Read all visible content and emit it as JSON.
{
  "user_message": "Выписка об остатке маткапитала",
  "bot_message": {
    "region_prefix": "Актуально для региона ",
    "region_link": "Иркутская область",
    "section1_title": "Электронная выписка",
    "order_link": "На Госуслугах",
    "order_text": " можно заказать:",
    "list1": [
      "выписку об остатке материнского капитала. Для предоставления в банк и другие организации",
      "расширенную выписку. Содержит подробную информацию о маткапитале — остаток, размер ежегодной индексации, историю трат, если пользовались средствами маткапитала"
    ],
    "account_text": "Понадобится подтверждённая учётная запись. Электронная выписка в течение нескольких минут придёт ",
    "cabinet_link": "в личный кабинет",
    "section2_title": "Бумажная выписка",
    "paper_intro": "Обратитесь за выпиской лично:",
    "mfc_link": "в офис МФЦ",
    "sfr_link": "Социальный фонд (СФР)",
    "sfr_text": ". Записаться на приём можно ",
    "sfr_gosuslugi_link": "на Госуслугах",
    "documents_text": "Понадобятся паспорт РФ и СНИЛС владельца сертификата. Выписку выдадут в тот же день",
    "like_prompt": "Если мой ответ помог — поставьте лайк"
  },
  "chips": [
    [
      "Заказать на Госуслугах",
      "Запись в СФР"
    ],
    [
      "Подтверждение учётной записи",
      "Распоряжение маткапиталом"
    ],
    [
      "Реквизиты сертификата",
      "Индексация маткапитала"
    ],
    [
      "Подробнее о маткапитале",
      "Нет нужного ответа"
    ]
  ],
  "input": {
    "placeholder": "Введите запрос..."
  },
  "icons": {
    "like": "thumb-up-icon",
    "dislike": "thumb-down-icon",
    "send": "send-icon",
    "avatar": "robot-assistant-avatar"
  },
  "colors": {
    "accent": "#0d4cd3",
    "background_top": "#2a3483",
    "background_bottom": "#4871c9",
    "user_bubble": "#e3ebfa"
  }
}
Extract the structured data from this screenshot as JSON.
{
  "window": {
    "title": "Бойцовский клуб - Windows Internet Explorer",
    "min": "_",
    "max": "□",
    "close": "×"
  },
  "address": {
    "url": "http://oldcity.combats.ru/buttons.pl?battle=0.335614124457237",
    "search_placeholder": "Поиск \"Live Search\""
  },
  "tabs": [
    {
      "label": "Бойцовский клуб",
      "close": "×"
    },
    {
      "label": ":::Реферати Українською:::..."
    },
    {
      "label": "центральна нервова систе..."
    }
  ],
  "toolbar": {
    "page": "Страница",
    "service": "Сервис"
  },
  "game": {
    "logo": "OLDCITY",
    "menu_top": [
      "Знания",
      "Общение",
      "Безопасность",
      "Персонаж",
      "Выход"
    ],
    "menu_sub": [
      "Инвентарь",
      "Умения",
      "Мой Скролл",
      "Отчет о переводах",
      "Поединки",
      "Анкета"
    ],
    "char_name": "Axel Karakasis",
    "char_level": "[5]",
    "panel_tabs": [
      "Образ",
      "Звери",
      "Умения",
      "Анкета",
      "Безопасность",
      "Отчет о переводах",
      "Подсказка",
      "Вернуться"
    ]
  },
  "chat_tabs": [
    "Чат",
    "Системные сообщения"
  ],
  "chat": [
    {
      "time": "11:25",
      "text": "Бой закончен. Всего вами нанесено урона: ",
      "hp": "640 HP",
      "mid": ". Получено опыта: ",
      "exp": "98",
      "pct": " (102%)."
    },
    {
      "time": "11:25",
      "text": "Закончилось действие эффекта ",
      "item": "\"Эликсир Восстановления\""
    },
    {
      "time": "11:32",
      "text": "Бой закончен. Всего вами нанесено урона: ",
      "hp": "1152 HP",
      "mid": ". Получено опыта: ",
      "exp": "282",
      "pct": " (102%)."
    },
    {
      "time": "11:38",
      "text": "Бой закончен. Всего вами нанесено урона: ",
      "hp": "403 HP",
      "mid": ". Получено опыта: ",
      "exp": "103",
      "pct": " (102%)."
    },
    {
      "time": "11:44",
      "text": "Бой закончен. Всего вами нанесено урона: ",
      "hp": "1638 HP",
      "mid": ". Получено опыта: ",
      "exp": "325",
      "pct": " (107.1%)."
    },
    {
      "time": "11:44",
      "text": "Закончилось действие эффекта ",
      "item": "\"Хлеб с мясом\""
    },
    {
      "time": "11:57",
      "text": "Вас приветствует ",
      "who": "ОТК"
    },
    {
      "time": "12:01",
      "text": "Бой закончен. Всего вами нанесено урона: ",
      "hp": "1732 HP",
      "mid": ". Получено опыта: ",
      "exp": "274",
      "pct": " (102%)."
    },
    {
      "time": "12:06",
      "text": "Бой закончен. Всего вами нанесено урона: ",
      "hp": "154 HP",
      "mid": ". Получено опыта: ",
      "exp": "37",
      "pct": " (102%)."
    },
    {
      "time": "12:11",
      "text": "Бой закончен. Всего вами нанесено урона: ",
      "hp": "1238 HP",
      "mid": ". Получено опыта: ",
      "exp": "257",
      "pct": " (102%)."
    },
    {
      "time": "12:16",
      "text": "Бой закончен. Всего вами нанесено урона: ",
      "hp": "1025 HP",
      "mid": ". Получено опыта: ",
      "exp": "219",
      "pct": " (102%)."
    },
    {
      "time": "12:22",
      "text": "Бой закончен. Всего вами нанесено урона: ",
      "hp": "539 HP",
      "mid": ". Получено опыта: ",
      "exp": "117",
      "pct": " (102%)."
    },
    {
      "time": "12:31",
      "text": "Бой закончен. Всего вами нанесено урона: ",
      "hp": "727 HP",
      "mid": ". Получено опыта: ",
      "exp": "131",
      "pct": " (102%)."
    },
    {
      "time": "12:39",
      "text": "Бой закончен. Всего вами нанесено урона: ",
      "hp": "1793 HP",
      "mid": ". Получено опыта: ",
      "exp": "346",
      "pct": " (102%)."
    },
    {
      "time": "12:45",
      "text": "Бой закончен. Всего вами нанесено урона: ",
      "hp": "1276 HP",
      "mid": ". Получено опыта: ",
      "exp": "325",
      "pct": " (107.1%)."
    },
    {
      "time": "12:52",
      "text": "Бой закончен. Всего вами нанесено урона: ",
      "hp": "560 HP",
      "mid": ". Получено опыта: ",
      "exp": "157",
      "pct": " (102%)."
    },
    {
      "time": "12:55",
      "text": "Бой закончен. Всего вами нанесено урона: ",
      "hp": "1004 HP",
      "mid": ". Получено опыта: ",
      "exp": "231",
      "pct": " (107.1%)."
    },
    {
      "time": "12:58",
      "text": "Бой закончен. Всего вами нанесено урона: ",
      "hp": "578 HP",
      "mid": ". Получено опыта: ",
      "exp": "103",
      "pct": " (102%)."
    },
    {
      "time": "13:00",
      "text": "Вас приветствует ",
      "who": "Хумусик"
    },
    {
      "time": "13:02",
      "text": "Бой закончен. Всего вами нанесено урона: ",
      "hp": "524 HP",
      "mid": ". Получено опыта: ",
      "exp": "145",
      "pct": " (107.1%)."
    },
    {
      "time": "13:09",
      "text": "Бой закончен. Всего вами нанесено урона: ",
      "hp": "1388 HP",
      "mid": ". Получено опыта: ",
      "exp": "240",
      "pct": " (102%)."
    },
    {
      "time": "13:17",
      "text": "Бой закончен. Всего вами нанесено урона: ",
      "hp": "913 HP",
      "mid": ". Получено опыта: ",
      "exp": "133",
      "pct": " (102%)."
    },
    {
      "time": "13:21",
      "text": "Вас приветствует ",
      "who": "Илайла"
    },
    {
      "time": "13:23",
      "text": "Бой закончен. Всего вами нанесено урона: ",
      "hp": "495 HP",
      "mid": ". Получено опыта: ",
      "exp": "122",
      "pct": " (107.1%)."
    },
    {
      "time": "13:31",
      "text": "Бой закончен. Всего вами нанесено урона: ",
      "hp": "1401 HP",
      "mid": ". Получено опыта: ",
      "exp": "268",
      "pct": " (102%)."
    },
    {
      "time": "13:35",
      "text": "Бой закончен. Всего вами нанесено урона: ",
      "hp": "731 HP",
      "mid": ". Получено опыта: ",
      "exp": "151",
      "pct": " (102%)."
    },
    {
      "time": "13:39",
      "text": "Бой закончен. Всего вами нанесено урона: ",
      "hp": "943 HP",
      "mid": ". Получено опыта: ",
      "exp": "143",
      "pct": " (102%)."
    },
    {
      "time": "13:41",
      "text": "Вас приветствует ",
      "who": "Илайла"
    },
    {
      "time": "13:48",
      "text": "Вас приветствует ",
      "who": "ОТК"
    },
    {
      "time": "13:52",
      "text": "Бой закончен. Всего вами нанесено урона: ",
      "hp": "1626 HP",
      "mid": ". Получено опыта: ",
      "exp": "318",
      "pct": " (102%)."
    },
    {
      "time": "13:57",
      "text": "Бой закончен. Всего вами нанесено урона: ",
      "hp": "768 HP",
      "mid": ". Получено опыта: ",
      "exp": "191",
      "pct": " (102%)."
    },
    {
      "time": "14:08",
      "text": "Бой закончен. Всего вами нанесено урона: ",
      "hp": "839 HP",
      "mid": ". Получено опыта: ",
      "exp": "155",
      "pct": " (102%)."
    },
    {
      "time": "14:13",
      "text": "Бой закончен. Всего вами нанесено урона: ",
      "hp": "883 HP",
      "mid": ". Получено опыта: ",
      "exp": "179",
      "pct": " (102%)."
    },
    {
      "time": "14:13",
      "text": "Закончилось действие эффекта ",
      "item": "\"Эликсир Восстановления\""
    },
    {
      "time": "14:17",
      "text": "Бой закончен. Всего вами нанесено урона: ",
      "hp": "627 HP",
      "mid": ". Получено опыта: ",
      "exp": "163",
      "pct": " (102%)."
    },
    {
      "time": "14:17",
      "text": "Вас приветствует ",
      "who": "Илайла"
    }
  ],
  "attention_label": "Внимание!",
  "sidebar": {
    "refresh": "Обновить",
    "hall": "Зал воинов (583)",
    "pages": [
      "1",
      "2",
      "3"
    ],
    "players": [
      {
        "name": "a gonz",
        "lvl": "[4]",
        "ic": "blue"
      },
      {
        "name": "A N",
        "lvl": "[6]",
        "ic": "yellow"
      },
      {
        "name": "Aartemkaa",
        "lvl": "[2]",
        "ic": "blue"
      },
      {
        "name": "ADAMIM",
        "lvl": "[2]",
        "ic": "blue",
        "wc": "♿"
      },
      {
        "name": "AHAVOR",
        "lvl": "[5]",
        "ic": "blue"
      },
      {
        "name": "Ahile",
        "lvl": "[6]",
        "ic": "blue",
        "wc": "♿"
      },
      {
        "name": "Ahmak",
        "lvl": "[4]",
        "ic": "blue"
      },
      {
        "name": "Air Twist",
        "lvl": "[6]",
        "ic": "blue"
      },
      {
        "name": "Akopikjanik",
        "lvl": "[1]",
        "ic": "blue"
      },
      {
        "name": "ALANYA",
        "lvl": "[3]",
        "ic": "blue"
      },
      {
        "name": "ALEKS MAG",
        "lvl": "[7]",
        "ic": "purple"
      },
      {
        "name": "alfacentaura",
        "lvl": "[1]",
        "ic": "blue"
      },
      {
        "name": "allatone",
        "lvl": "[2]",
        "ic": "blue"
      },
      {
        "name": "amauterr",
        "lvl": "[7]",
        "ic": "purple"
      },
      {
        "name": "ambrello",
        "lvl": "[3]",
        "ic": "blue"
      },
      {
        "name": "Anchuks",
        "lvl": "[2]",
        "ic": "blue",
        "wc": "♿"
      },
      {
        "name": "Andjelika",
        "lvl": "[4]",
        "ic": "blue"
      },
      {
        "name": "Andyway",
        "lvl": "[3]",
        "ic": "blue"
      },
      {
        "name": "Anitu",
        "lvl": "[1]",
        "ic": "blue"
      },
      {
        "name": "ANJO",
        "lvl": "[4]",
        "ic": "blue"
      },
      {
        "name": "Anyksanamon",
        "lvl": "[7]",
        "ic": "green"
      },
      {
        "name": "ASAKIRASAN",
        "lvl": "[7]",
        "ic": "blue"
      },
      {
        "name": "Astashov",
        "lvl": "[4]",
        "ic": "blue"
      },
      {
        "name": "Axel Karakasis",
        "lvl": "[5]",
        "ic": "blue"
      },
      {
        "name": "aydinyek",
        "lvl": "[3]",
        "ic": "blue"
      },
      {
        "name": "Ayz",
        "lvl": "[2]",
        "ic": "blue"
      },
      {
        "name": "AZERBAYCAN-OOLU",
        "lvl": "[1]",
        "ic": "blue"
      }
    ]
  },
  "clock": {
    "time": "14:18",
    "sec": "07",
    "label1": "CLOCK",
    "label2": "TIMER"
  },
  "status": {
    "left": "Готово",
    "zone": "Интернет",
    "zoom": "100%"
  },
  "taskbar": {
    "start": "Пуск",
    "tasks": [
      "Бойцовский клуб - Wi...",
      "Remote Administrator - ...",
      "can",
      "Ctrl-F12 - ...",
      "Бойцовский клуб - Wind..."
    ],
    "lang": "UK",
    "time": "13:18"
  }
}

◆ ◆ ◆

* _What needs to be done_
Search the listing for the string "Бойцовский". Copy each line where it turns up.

* _Expected answer_
    "title": "Бойцовский клуб - Windows Internet Explorer",
      "label": "Бойцовский клуб",
      "Бойцовский клуб - Wi...",
      "Бойцовский клуб - Wind..."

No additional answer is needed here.